Kenny “Babyface” Edmonds takes the stage at the Kennedy Center with the National Symphony Orchestra for his first-ever collaboration with a full orchestra. (Def Jam)

Kenny “Babyface” Edmonds ruled the airwaves in the ’90s as the soulful crooner of pop and R&B hits like “Whip Appeal” and “When Can I See You” and as the producer of monster tracks for other artists, such as Eric Clapton’s “Change the World” and Boyz II Men’s “I’ll Make Love to You.” Fans will see a new side of Edmonds when he takes the stage at the Kennedy Center with the National Symphony Orchestra on Friday and Saturday in his first-ever collaboration with a full orchestra, performing his most recognizable songs in a way they haven’t been heard before. The 11-time Grammy winner talked to Express about this new symphonic experience.

How did this come about?
It [collaborating with an orchestra in this way] was something I’ve been called on to do for a number of years, but I just hadn’t done it. It’s something I’ve always loved; I just never thought so much of doing it to my music. When this came up again and there was the question of doing it at the Kennedy Center, then there’s this prestige in just being at the Kennedy Center, period. This was the time it made sense.

Why is the National Symphony Orchestra a good partner for your first-ever collaboration with a full orchestra?
I had seen a couple of things on video of other artists who had done it. There’s a great reputation that comes with certain homes, with certain houses. There’s a reputation that comes with the orchestra there in D.C., so I thought if I’m going to do it, I want to do it right the first time out.

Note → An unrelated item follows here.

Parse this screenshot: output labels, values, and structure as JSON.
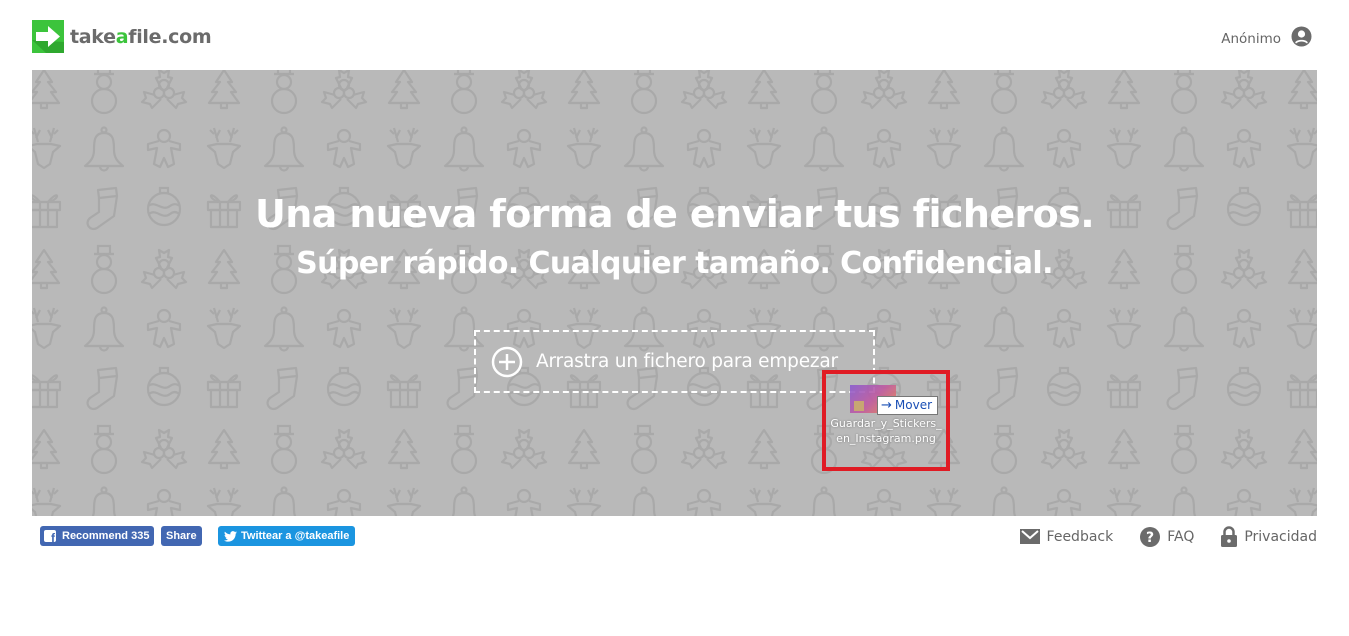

What has the process been like of creating symphonic arrangements of some your biggest hits?
You have to go into it with an open mind of not thinking it has to be a particular kind of way. I have band members who will be there as well, so we have to work with them as much as the orchestra has to work with us so it all blends in together and makes sense. There’s a fine line many times for an audience that comes to see a show like this. You have those that come to see an orchestra play, and that’s exactly what they’re expecting. And you have those coming to see the artist. You do have to walk the line and try to give everyone what they want at the same time.

But you can do all the pre-arranging you want, but it doesn’t really come together until you get on that stage and you kind of go for it. There may be last-minute changes; that’s what rehearsals are for. You’re thinking fast on your feet for the benefit of everyone so that it feels good.

What do you think will be some of the most interesting differences between how your songs sound when played by a symphony orchestra versus when they’re played on the radio?
It’s not so much a question of making it feel different. My approach is to make it feel even better and to be even more emotional. Because that’s what you want from an orchestra — you want emotion. So we’re going to use the orchestra to kind of milk those emotional chords and try to get there.

Do you think this will impact in any way your songwriting, producing or performing in the future?
It’s hard to say. Every experience that I’ve gone through in my life, it always affects me in some way and stays in your DNA no matter what. Whether you think you’re using it or not, you usually are and it reappears at some point in your life. This is a brand-new experience for me with my music. I have to just kind of make sure I stay focused and don’t just listen to the orchestra myself and forget that I’ve got to perform too.